Cumana Disk Interface (Cumana) Review | Electron User - Everygamegoing

Electron User


Cumana Disk Interface
By Cumama Disk Systems
Acorn Electron

 
Published in Electron User 2.10

Every now and then something comes into the Electron User offices and there's a scramble for it. Having used and been impressed with Cumana disc drives on my BBC Micro (in the dark old days when I used to work for The Micro User) I made sure that I won the latest tussle. My prize? The Cumana Disk Interface for the Electron.

It consists of an interface cartridge, lead and either a 5.25" or 3.5" inch disc drive with its own power supply. A second drive can be added if required, again of either size.

The cartridge, which contains among other things, the interface software, fits snugly into one of the slots on the Acorn Plus 1. The lead, which, unlike on other micro products, is of adequate length, goes from this to the chosen disc drive.

Setting the system up was easy. Even if it hadn't been obvious what went where, the user guide supplied with the system gives more than adequate instructions. So five minutes after receiving it I had a working disc system for my Electron. On the screen was not only the "Cumana Disk System" message, there was also the date!

The next few hours were spent exploring the commands available under the system. The more I saw of it, the more I liked it.

Using the Cumana DFS, the familiar LOAD and SAVE still work, except now programs are saved to disc, not tape. The increase in speed and reliability this brings has to be experienced to be believed.

It's more than just a super-fast cassette, however. Because the saved program or files are on a disc, not a tape, you can access a file you've saved without having to read all the previous programs.

This gives the system enormous flexibility and with it come a whole host of commands and utilities to take advantage of this.

Files can be copied, renamed, and deleted with ease, while *CAT gives you the name of all the files on the disc, instantly.

One whole category of commands is given over to organising and analysing these files, allowing operations that would be impossible or impractical on tape.

Also the system supports random access files, vital for more advanced and flexible databases.

Before a disc can be used by a disc system it has to be formatted. All this means is that the disc is magnetically organised so that data is stored on it in the way that the DFS expects.

The trouble is that there is no standard format, discs that work on one DFS not working on another.
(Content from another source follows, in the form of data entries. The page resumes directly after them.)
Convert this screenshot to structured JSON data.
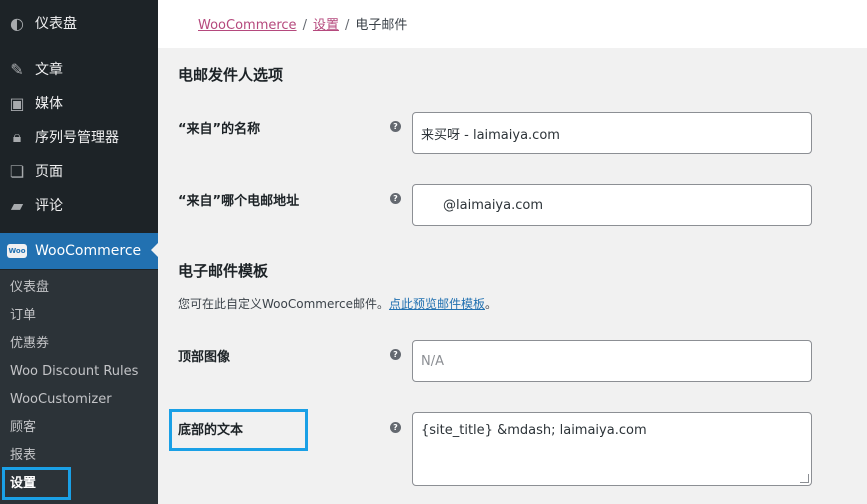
{
  "sidebar": {
    "items": [
      {
        "label": "仪表盘",
        "icon": "dashboard-icon"
      },
      {
        "label": "文章",
        "icon": "pin-icon"
      },
      {
        "label": "媒体",
        "icon": "media-icon"
      },
      {
        "label": "序列号管理器",
        "icon": "lock-icon"
      },
      {
        "label": "页面",
        "icon": "page-icon"
      },
      {
        "label": "评论",
        "icon": "comment-icon"
      }
    ],
    "active": {
      "label": "WooCommerce",
      "icon": "woo-icon",
      "icon_text": "Woo"
    },
    "submenu": [
      {
        "label": "仪表盘"
      },
      {
        "label": "订单"
      },
      {
        "label": "优惠券"
      },
      {
        "label": "Woo Discount Rules"
      },
      {
        "label": "WooCustomizer"
      },
      {
        "label": "顾客"
      },
      {
        "label": "报表"
      },
      {
        "label": "设置"
      }
    ],
    "colors": {
      "bg": "#1d2327",
      "active": "#2271b1",
      "highlight": "#1aa0e6"
    }
  },
  "breadcrumb": {
    "root": "WooCommerce",
    "parent": "设置",
    "current": "电子邮件",
    "separator": "/"
  },
  "sender_section": {
    "title": "电邮发件人选项",
    "from_name": {
      "label": "“来自”的名称",
      "value": "来买呀 - laimaiya.com"
    },
    "from_address": {
      "label": "“来自”哪个电邮地址",
      "value": "@laimaiya.com"
    }
  },
  "template_section": {
    "title": "电子邮件模板",
    "desc_text": "您可在此自定义WooCommerce邮件。",
    "desc_link": "点此预览邮件模板",
    "desc_end": "。",
    "header_image": {
      "label": "顶部图像",
      "placeholder": "N/A"
    },
    "footer_text": {
      "label": "底部的文本",
      "value": "{site_title} &mdash; laimaiya.com"
    }
  },
  "help_glyph": "?"
}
The Cumana DFS has what is known as a double density format, but it's not the same as the Acorn Plus 3's double density format. Nor is it compatible with the Acorn DFS for the BBC Micro.

This could be a problem, but supplied with the system comes a disc full of utilities to deal with the situation.

It's these utilities that give the flexibility that makes it a winner, allowing it to use discs written on both the BBC Micro and on the Acorn Plus 3. With them you can copy files from an Acorn Plus 3 or BBC disc onto your Cumana discs.

Not only that, but you can format and write to discs that can be used on the BBC Micro. No other DFS has this adaptability and compatibility.

As if that wasn't enough, the utilities disc also has a verify program - to check discs - and a disc editor for more advanced users.

Even with the above features, to think of the Cumana Disk Interface as just a DFS would be to underate it.

Not only does it have all the facilities you'd expect of a DFS, it also has a built-in real time clock and ROM socket for an additional ROM such as Addcomm or Starmon.

Add to this that the maximum length of files is a massive 64k and the fact that the Cumana DFS doesn't use the Electron's memory (allowing easy tape to disc conversion) and the system becomes even more impressive.

It's a splendid, thoroughly professional piece of work.

The manual is comprehensive, if a little formal in parts, and the system does what it sets out to do and does it well. The obvious question is how it compares with the Acorn Plus 3.

The answer is, very well indeed. While not having the complexity of the Acorn Plus 3's directories and pathways, the filing system, with its 10 letter filenames and use of wildcards, is more than adequate for the home user.

When you throw in the real time clock, the ROM ability and the flexibility in the disc formats that can be read, then it comes out a clear winner.

There are only two drawbacks that I can think of. The first is that you have to have a Acorn Plus 1. I'm not sure if this is a drawback, as I think most people who want to expand to discs will already have one of these excellent bits of kit.

The second is that there is no utility that allows you to copy from your Cumana formatted discs to discs that will work on a Acorn Plus 3.

So as things stand, you could use your mate's Acorn Plus 3 discs but you couldn't copy your masterpieces on to a disc he can use.

Having said that, I don't think it will be long until someone does just that.

To sum up, it's a versatile, powerful piece of equipment that I recommend wholeheartedly.

Nigel Peters